The COVID-19 pandemic has changed oral healthcare habits according to a study by GSK Consumer Healthcare and Ipsos of 4,500 people age 18 and older in France, Germany, Great Britain, Spain, and Russia as well as in Indonesia, the Philippines, Singapore, and Thailand.
For example, COVID-19 has heightened worries about visiting a dentist in person. Due to restrictions and aims to reduce virus transmission, 30% of respondents had visited a dentist less frequently during the pandemic.
However, 64% of respondents did say that they were likely to visit a dentist in the next six months. This is important because of the need for preventive measures to avoid the development of oral health problems, the researchers said.
The cost of dental consultation and treatment was the top concern for 45% of those respondents who were worried about visiting a dentist in person. Concerns about COVID-19 transmission from dental equipment was the top driver for 43%.
Across the study, cost was more of a concern for young people, at 49% of those between the ages of 18 and 29, compared to 42% for those age 50 and older.
The broader health implications of good oral healthcare routines weren’t widely understood by respondents, the researchers said, implying a global need for better health education.
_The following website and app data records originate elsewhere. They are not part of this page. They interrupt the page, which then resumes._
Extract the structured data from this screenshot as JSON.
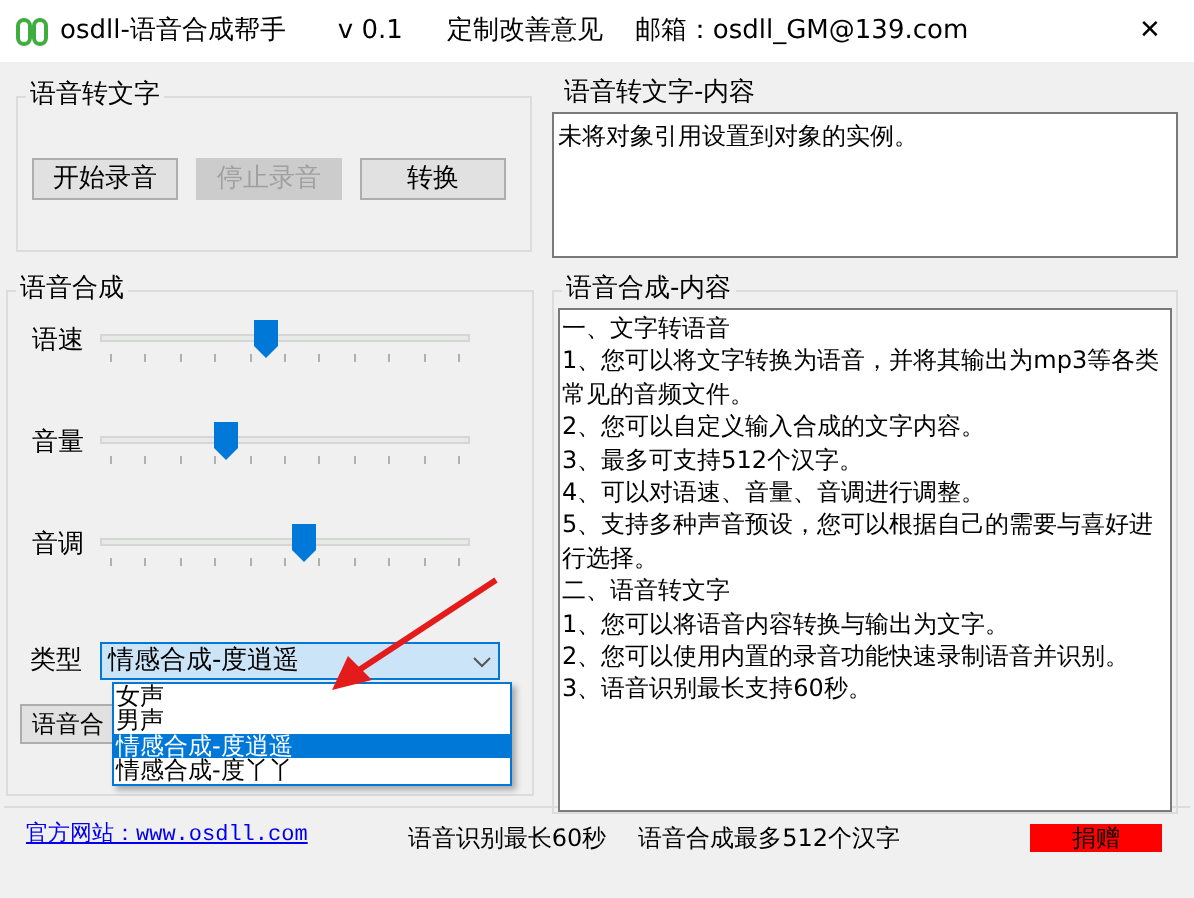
{
  "window": {
    "title": "osdll-语音合成帮手",
    "version": "v 0.1",
    "feedback": "定制改善意见",
    "email": "邮箱：osdll_GM@139.com",
    "close": "✕"
  },
  "stt": {
    "title": "语音转文字",
    "buttons": [
      {
        "label": "开始录音",
        "disabled": false
      },
      {
        "label": "停止录音",
        "disabled": true
      },
      {
        "label": "转换",
        "disabled": false
      }
    ]
  },
  "stt_content": {
    "title": "语音转文字-内容",
    "text": "未将对象引用设置到对象的实例。"
  },
  "tts": {
    "title": "语音合成",
    "sliders": [
      {
        "label": "语速",
        "level": 0.45
      },
      {
        "label": "音量",
        "level": 0.34
      },
      {
        "label": "音调",
        "level": 0.55
      }
    ],
    "type_label": "类型",
    "type_value": "情感合成-度逍遥",
    "type_options": [
      {
        "label": "女声",
        "selected": false
      },
      {
        "label": "男声",
        "selected": false
      },
      {
        "label": "情感合成-度逍遥",
        "selected": true
      },
      {
        "label": "情感合成-度丫丫",
        "selected": false
      }
    ],
    "synth_button": "语音合"
  },
  "tts_content": {
    "title": "语音合成-内容",
    "lines": [
      "一、文字转语音",
      "1、您可以将文字转换为语音，并将其输出为mp3等各类常见的音频文件。",
      "2、您可以自定义输入合成的文字内容。",
      "3、最多可支持512个汉字。",
      "4、可以对语速、音量、音调进行调整。",
      "5、支持多种声音预设，您可以根据自己的需要与喜好进行选择。",
      "二、语音转文字",
      "1、您可以将语音内容转换与输出为文字。",
      "2、您可以使用内置的录音功能快速录制语音并识别。",
      "3、语音识别最长支持60秒。"
    ]
  },
  "status_bar": {
    "link": "官方网站：www.osdll.com",
    "stt_limit": "语音识别最长60秒",
    "tts_limit": "语音合成最多512个汉字",
    "donate": "捐赠"
  }
}
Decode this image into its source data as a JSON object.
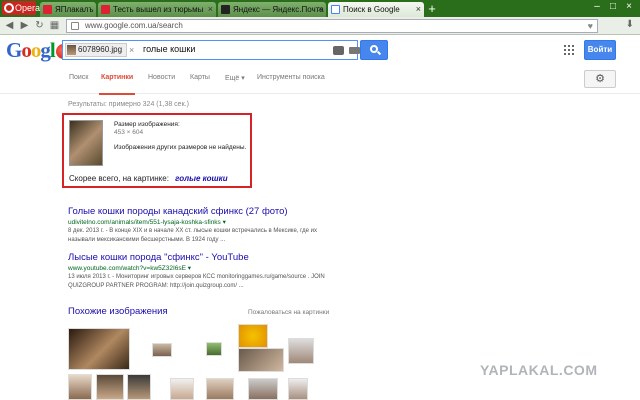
{
  "browser": {
    "menu_label": "Opera",
    "tabs": [
      {
        "title": "ЯПлакалъ",
        "active": false
      },
      {
        "title": "Тесть вышел из тюрьмы",
        "active": false
      },
      {
        "title": "Яндекс — Яндекс.Почта",
        "active": false
      },
      {
        "title": "Поиск в Google",
        "active": true
      }
    ],
    "url": "www.google.com.ua/search",
    "window_controls": [
      "–",
      "□",
      "×"
    ]
  },
  "search": {
    "image_chip": "6078960.jpg",
    "query": "голые кошки",
    "login_label": "Войти"
  },
  "nav_tabs": [
    "Поиск",
    "Картинки",
    "Новости",
    "Карты",
    "Ещё ▾",
    "Инструменты поиска"
  ],
  "active_tab": "Картинки",
  "stats": "Результаты: примерно 324 (1,38 сек.)",
  "image_card": {
    "size_label": "Размер изображения:",
    "size_value": "453 × 604",
    "other_sizes": "Изображения других размеров не найдены.",
    "best_guess_label": "Скорее всего, на картинке:",
    "best_guess_link": "голые кошки"
  },
  "results": [
    {
      "title": "Голые кошки породы канадский сфинкс (27 фото)",
      "cite": "udivitelno.com/animals/item/551-lysaja-koshka-sfinks ▾",
      "snippet": "8 дек. 2013 г. - В конце XIX и в начале XX ст. лысые кошки встречались в Мексике, где их называли мексиканскими бесшерстными. В 1924 году ..."
    },
    {
      "title": "Лысые кошки порода \"сфинкс\" - YouTube",
      "cite": "www.youtube.com/watch?v=kw5Z32I6sE ▾",
      "snippet": "13 июля 2013 г. - Мониторинг игровых серверов КСС monitoringgames.ru/game/source . JOIN QUIZGROUP PARTNER PROGRAM: http://join.quizgroup.com/ ..."
    }
  ],
  "similar": {
    "heading": "Похожие изображения",
    "report": "Пожаловаться на картинки"
  },
  "watermark": "YAPLAKAL.COM"
}
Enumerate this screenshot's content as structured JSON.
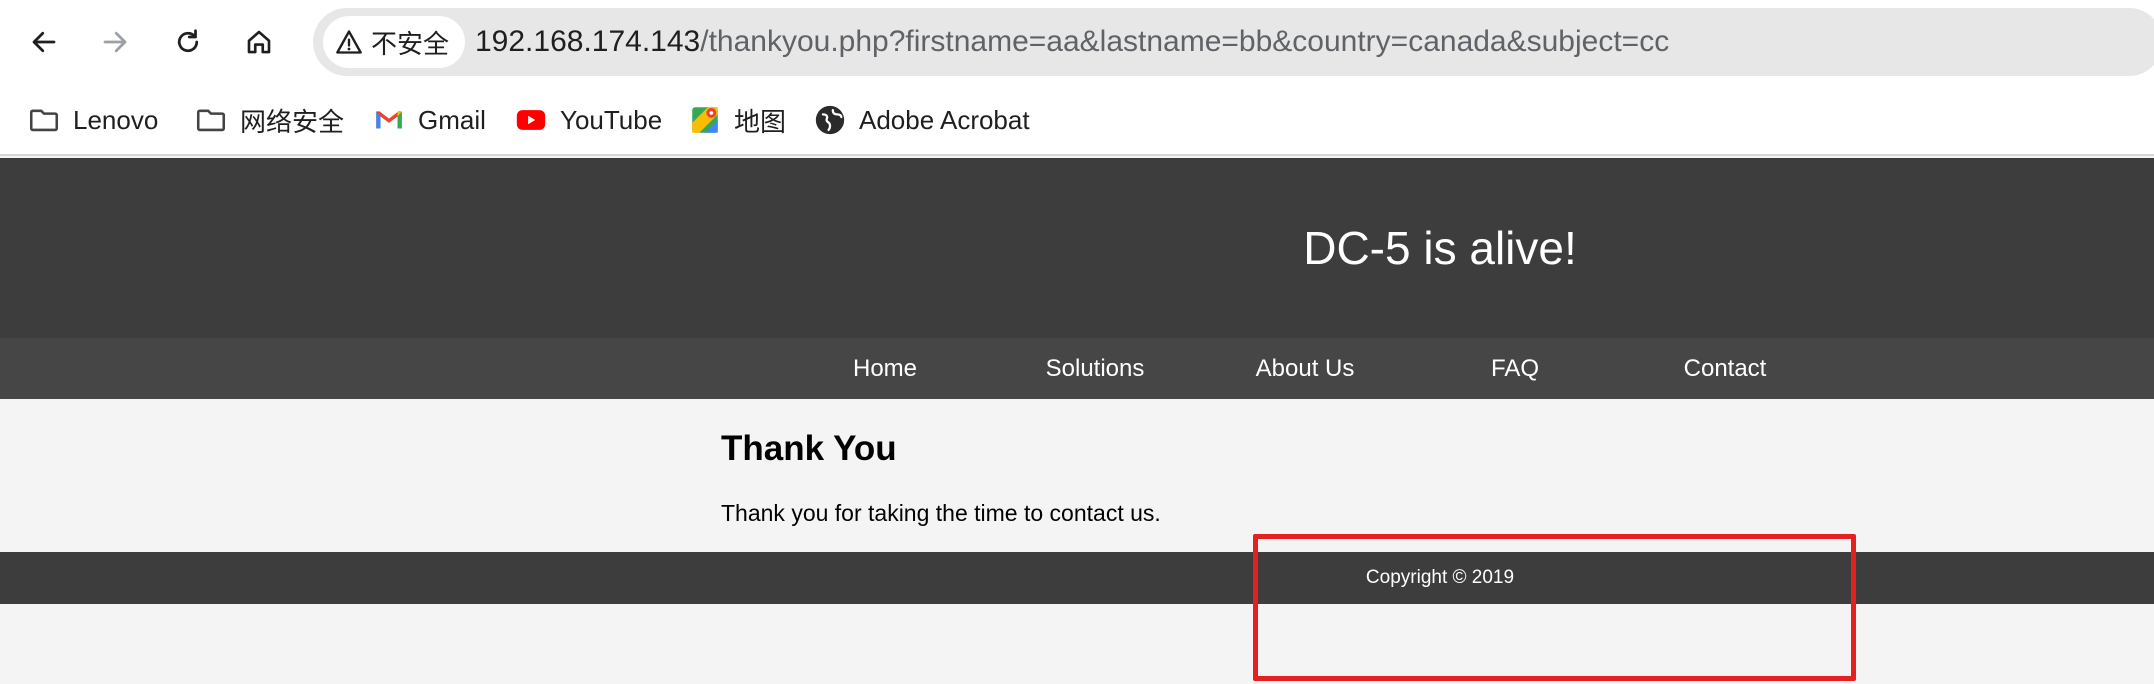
{
  "browser": {
    "security_label": "不安全",
    "url_host": "192.168.174.143",
    "url_path": "/thankyou.php?firstname=aa&lastname=bb&country=canada&subject=cc"
  },
  "bookmarks": [
    {
      "label": "Lenovo",
      "icon": "folder-icon"
    },
    {
      "label": "网络安全",
      "icon": "folder-icon"
    },
    {
      "label": "Gmail",
      "icon": "gmail-icon"
    },
    {
      "label": "YouTube",
      "icon": "youtube-icon"
    },
    {
      "label": "地图",
      "icon": "maps-icon"
    },
    {
      "label": "Adobe Acrobat",
      "icon": "globe-icon"
    }
  ],
  "site": {
    "title": "DC-5 is alive!",
    "nav": [
      "Home",
      "Solutions",
      "About Us",
      "FAQ",
      "Contact"
    ],
    "heading": "Thank You",
    "body": "Thank you for taking the time to contact us.",
    "footer": "Copyright © 2019"
  },
  "colors": {
    "header_bg": "#3d3d3d",
    "nav_bg": "#464646",
    "content_bg": "#f4f4f4",
    "highlight": "#e52020"
  }
}
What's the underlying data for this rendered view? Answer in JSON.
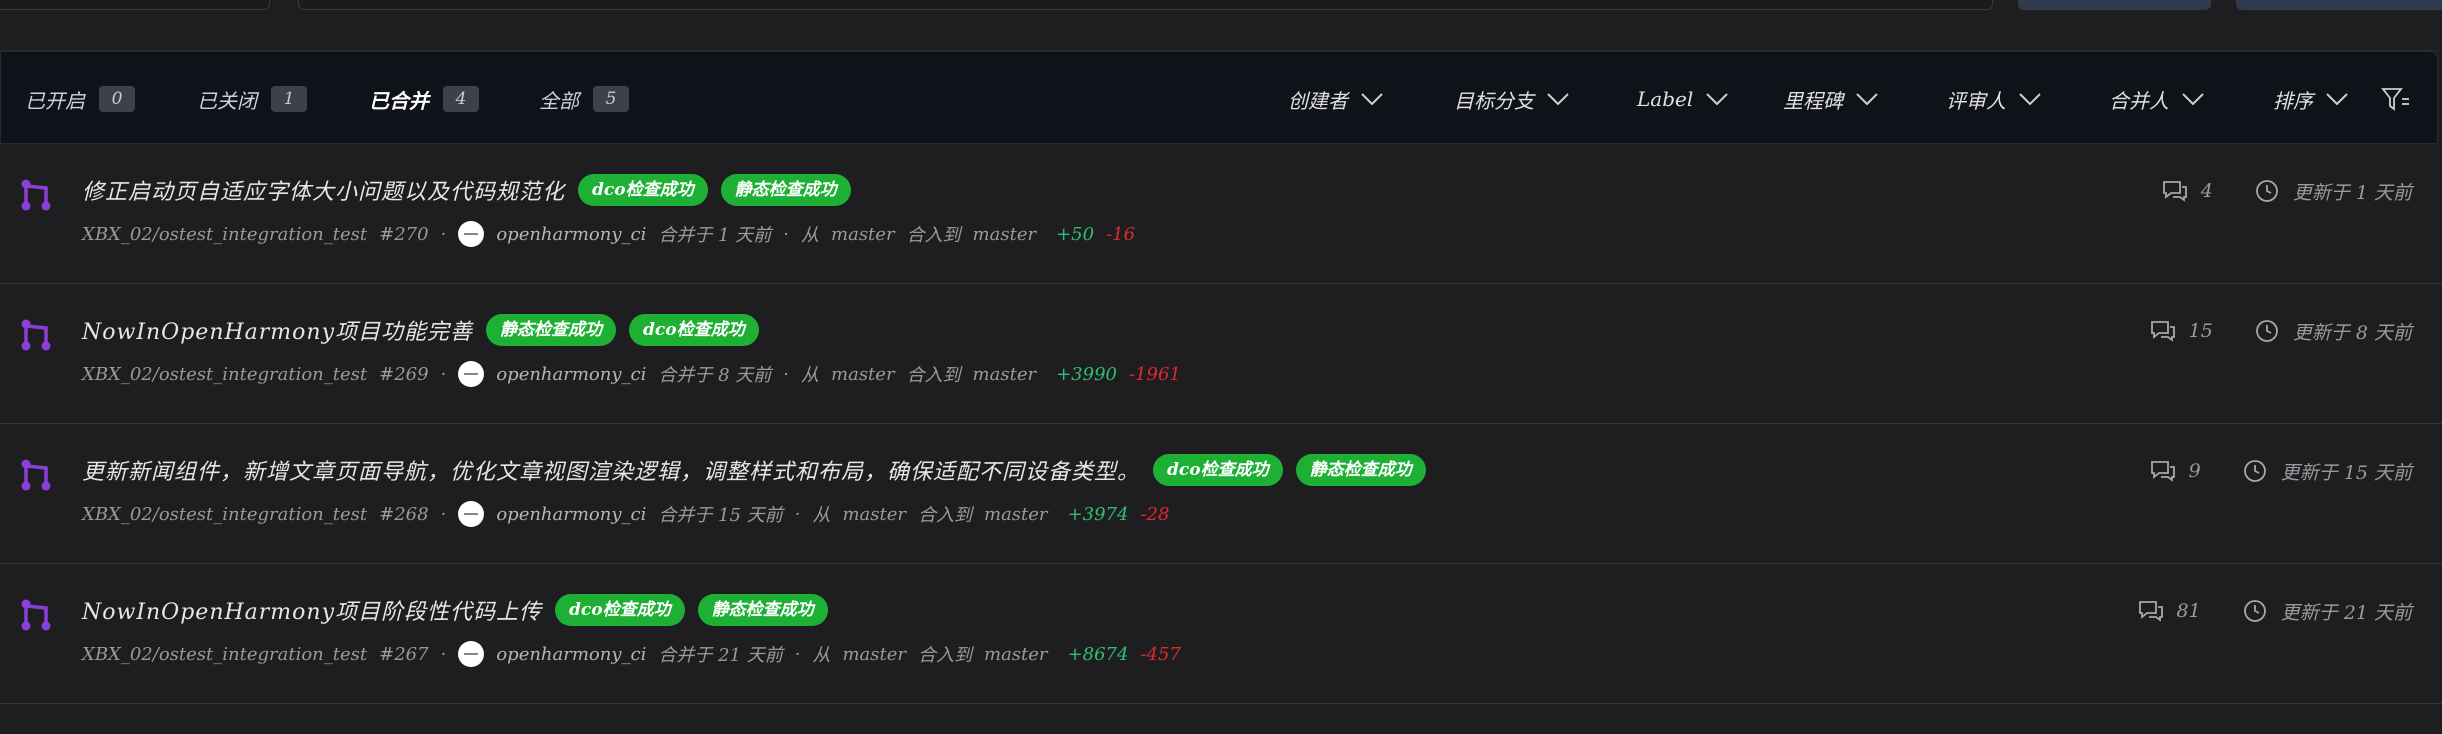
{
  "state_tabs": [
    {
      "label": "已开启",
      "count": "0"
    },
    {
      "label": "已关闭",
      "count": "1"
    },
    {
      "label": "已合并",
      "count": "4"
    },
    {
      "label": "全部",
      "count": "5"
    }
  ],
  "filters": [
    "创建者",
    "目标分支",
    "Label",
    "里程碑",
    "评审人",
    "合并人",
    "排序"
  ],
  "prs": [
    {
      "title": "修正启动页自适应字体大小问题以及代码规范化",
      "badges": [
        "dco检查成功",
        "静态检查成功"
      ],
      "repo": "XBX_02/ostest_integration_test",
      "number": "#270",
      "user": "openharmony_ci",
      "merged": "合并于 1 天前",
      "from_label": "从",
      "from": "master",
      "into_label": "合入到",
      "into": "master",
      "additions": "+50",
      "deletions": "-16",
      "comments": "4",
      "updated": "更新于 1 天前"
    },
    {
      "title": "NowInOpenHarmony项目功能完善",
      "badges": [
        "静态检查成功",
        "dco检查成功"
      ],
      "repo": "XBX_02/ostest_integration_test",
      "number": "#269",
      "user": "openharmony_ci",
      "merged": "合并于 8 天前",
      "from_label": "从",
      "from": "master",
      "into_label": "合入到",
      "into": "master",
      "additions": "+3990",
      "deletions": "-1961",
      "comments": "15",
      "updated": "更新于 8 天前"
    },
    {
      "title": "更新新闻组件，新增文章页面导航，优化文章视图渲染逻辑，调整样式和布局，确保适配不同设备类型。",
      "badges": [
        "dco检查成功",
        "静态检查成功"
      ],
      "repo": "XBX_02/ostest_integration_test",
      "number": "#268",
      "user": "openharmony_ci",
      "merged": "合并于 15 天前",
      "from_label": "从",
      "from": "master",
      "into_label": "合入到",
      "into": "master",
      "additions": "+3974",
      "deletions": "-28",
      "comments": "9",
      "updated": "更新于 15 天前"
    },
    {
      "title": "NowInOpenHarmony项目阶段性代码上传",
      "badges": [
        "dco检查成功",
        "静态检查成功"
      ],
      "repo": "XBX_02/ostest_integration_test",
      "number": "#267",
      "user": "openharmony_ci",
      "merged": "合并于 21 天前",
      "from_label": "从",
      "from": "master",
      "into_label": "合入到",
      "into": "master",
      "additions": "+8674",
      "deletions": "-457",
      "comments": "81",
      "updated": "更新于 21 天前"
    }
  ],
  "separator": "·",
  "colors": {
    "badge_bg": "#1eb035",
    "additions": "#2fbf71",
    "deletions": "#e0282e",
    "pr_icon": "#8b3fd9",
    "filterbar_bg": "#0f1219"
  }
}
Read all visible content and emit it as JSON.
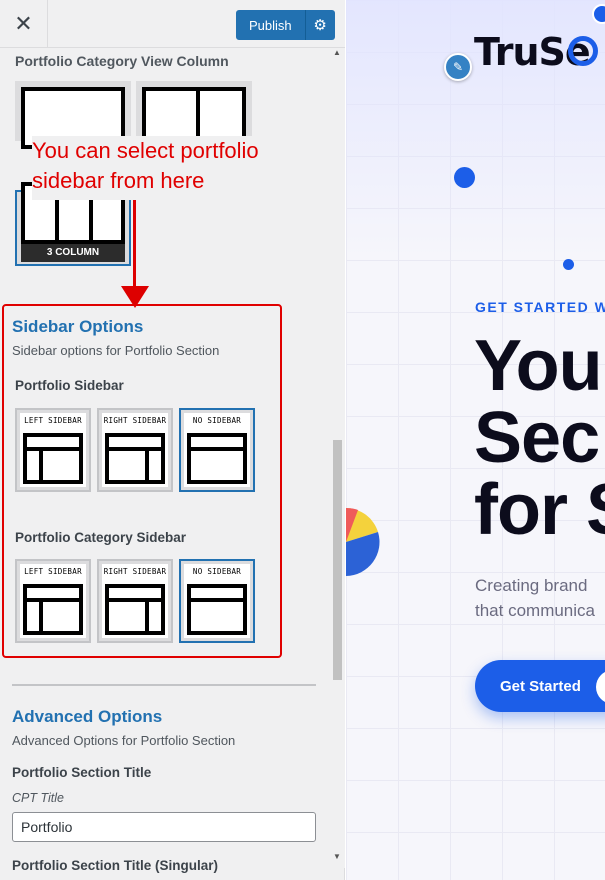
{
  "topbar": {
    "close_glyph": "✕",
    "publish_label": "Publish",
    "settings_glyph": "⚙"
  },
  "column_view": {
    "label": "Portfolio Category View Column",
    "selected_caption": "3 COLUMN"
  },
  "annotation": {
    "text": "You can select portfolio sidebar from here"
  },
  "sidebar_options": {
    "title": "Sidebar Options",
    "description": "Sidebar options for Portfolio Section",
    "portfolio_sidebar": {
      "label": "Portfolio Sidebar",
      "options": [
        "LEFT SIDEBAR",
        "RIGHT SIDEBAR",
        "NO SIDEBAR"
      ],
      "selected": "NO SIDEBAR"
    },
    "category_sidebar": {
      "label": "Portfolio Category Sidebar",
      "options": [
        "LEFT SIDEBAR",
        "RIGHT SIDEBAR",
        "NO SIDEBAR"
      ],
      "selected": "NO SIDEBAR"
    }
  },
  "advanced_options": {
    "title": "Advanced Options",
    "description": "Advanced Options for Portfolio Section",
    "section_title_label": "Portfolio Section Title",
    "cpt_title_label": "CPT Title",
    "cpt_title_value": "Portfolio",
    "singular_label": "Portfolio Section Title (Singular)"
  },
  "preview": {
    "brand": "TruSe",
    "edit_glyph": "✎",
    "eyebrow": "GET STARTED WI",
    "headline_lines": [
      "You",
      "Sec",
      "for S"
    ],
    "lead_lines": [
      "Creating brand",
      "that communica"
    ],
    "cta_label": "Get Started"
  },
  "colors": {
    "accent": "#2271b1",
    "annotation": "#e00000",
    "preview_brand": "#1c5ee8"
  }
}
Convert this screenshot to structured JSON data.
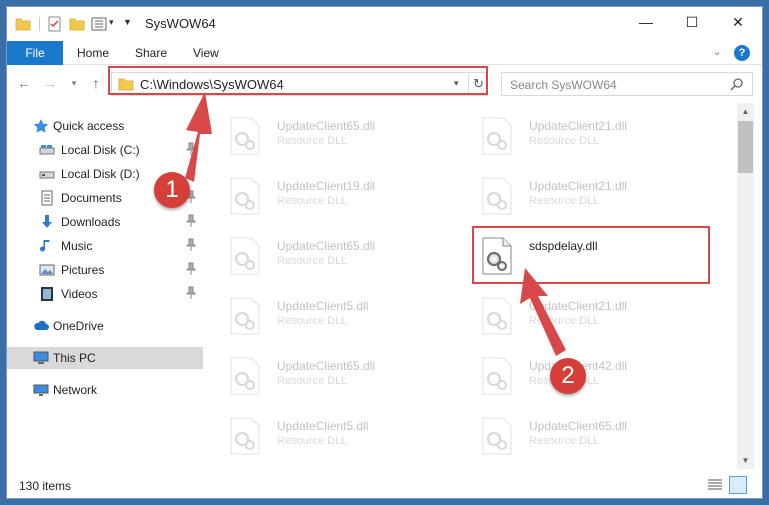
{
  "window": {
    "title": "SysWOW64",
    "controls": {
      "minimize": "—",
      "maximize": "☐",
      "close": "✕"
    }
  },
  "ribbon": {
    "tabs": [
      "File",
      "Home",
      "Share",
      "View"
    ],
    "help": "?"
  },
  "address": {
    "path": "C:\\Windows\\SysWOW64",
    "search_placeholder": "Search SysWOW64"
  },
  "nav": {
    "quick_access": "Quick access",
    "items": [
      {
        "label": "Local Disk (C:)",
        "icon": "drive-icon"
      },
      {
        "label": "Local Disk (D:)",
        "icon": "drive-icon"
      },
      {
        "label": "Documents",
        "icon": "documents-icon"
      },
      {
        "label": "Downloads",
        "icon": "downloads-icon"
      },
      {
        "label": "Music",
        "icon": "music-icon"
      },
      {
        "label": "Pictures",
        "icon": "pictures-icon"
      },
      {
        "label": "Videos",
        "icon": "videos-icon"
      }
    ],
    "onedrive": "OneDrive",
    "this_pc": "This PC",
    "network": "Network"
  },
  "files": {
    "left_column": [
      {
        "name": "UpdateClient65.dll",
        "type": "Resource DLL"
      },
      {
        "name": "UpdateClient19.dll",
        "type": "Resource DLL"
      },
      {
        "name": "UpdateClient65.dll",
        "type": "Resource DLL"
      },
      {
        "name": "UpdateClient5.dll",
        "type": "Resource DLL"
      },
      {
        "name": "UpdateClient65.dll",
        "type": "Resource DLL"
      },
      {
        "name": "UpdateClient5.dll",
        "type": "Resource DLL"
      }
    ],
    "right_column": [
      {
        "name": "UpdateClient21.dll",
        "type": "Resource DLL"
      },
      {
        "name": "UpdateClient21.dll",
        "type": "Resource DLL"
      },
      {
        "name": "sdspdelay.dll",
        "type": ""
      },
      {
        "name": "UpdateClient21.dll",
        "type": "Resource DLL"
      },
      {
        "name": "UpdateClient42.dll",
        "type": "Resource DLL"
      },
      {
        "name": "UpdateClient65.dll",
        "type": "Resource DLL"
      }
    ]
  },
  "status": {
    "item_count": "130 items"
  },
  "annotations": {
    "step1": "1",
    "step2": "2",
    "color": "#d94848"
  }
}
While 85% of respondents said they believed good oral healthcare can benefit their overall health, many did not associate the consequences of poor oral health with broader serious health conditions.
Also, oral healthcare routines have not improved to bridge the gap created by fewer dental visits, the researchers said. While 22% claimed to brush their teeth more frequently, most had not changed their oral healthcare routines during the pandemic.
In Southeast Asia, 37% reported brushing more often. Also, 36% of respondents between the ages of 18 and 29 said they were brushing more frequently, compared to 22% of respondents overall.
Some respondents said they were using condition-specific toothpastes to manage their oral health conditions, suggesting a growing awareness of the importance of choosing the right products to support and improve your oral health, the researchers said.
Nearly a quarter of respondents, 23%, claimed to use these toothpastes to manage their oral health conditions, and 20% said they will buy them more frequently in the future.
The increase in fruit and vegetable intake by over a third of respondents is a positive trend in supporting health and well-being, the researchers said, but it may lead to more enamel erosion. The increasing use of condition-specific toothpastes may be an encouraging trend, the researchers said.
Also, people are changing their manual toothbrushes more frequently during the pandemic, with 31% doing so with the core aim of preventing the buildup of bacteria or germs on their toothbrush.
Among the respondents who said they were brushing more frequently, the European respondents said they were doing so because they were wearing face masks, while the Southeast Asian respondents said they were doing so because of the decreased frequently of dental visits.
Overall, 37% of those who said they were brushing more because they were wearing face masks, indicating they were more conscious of their breath. This trend was more prevalent among European respondents, 44%, who generally weren’t used to wearing face masks before the pandemic.
Also, 47% of the European respondents who said they were brushing their teeth more were doing so because they were more conscious of their breath.
The decreased frequency of dental visits during the pandemic was the biggest driver in changing oral healthcare habits in Southeast Asia during this period.
“As the defining global health event of recent history, the COVID-19 pandemic has had a profound impact on all of our lives, especially when it comes to self-care,” said Stephen Mason, medical lead at GSK Consumer Healthcare Oral Health.
“Good oral healthcare practices are critical to overall physical and mental health, and dentists play a crucial role in the day to day oral health routines of individuals. It is encouraging to see that people continue to take action to look after their oral health at a time when good self-care practices have never been more important, but there is more work to do when it comes to encouraging widespread positive behavior change,” Mason said.
“At GSK Consumer Healthcare, we’re well-placed to help empower people to manage and enhance their oral healthcare routines through our therapeutic approach to oral health and our expert-recommended, scientifically backed brands,” Mason said.
“We recognize that there is a need for companies like ours to work with consumers and healthcare professionals to improve health education and ensure that dental healthcare professionals are being utilized to their full extent, and we are committed to continuing and building on our work in this space,” Mason said.
“The COVID-19 pandemic has had a profound impact on health and well-being, disproportionately affecting oral health and access to care and increasing inequalities,” said Dr. Nigel Carter, CEO of the Oral Health Foundation.
“When oral care is neglected, and the opportunity to make early diagnosis of serious conditions such as mouth cancer is lost, the consequences can be immense. Prevention is the key to good oral health,” said Carter.
“It is important for people to return to regular dental visits as soon as possible. Your dental team can support you to maintain a good oral hygiene regime and to keep your mouth healthy,” Carter said. “Good oral health is a key component of good general health and well-being.”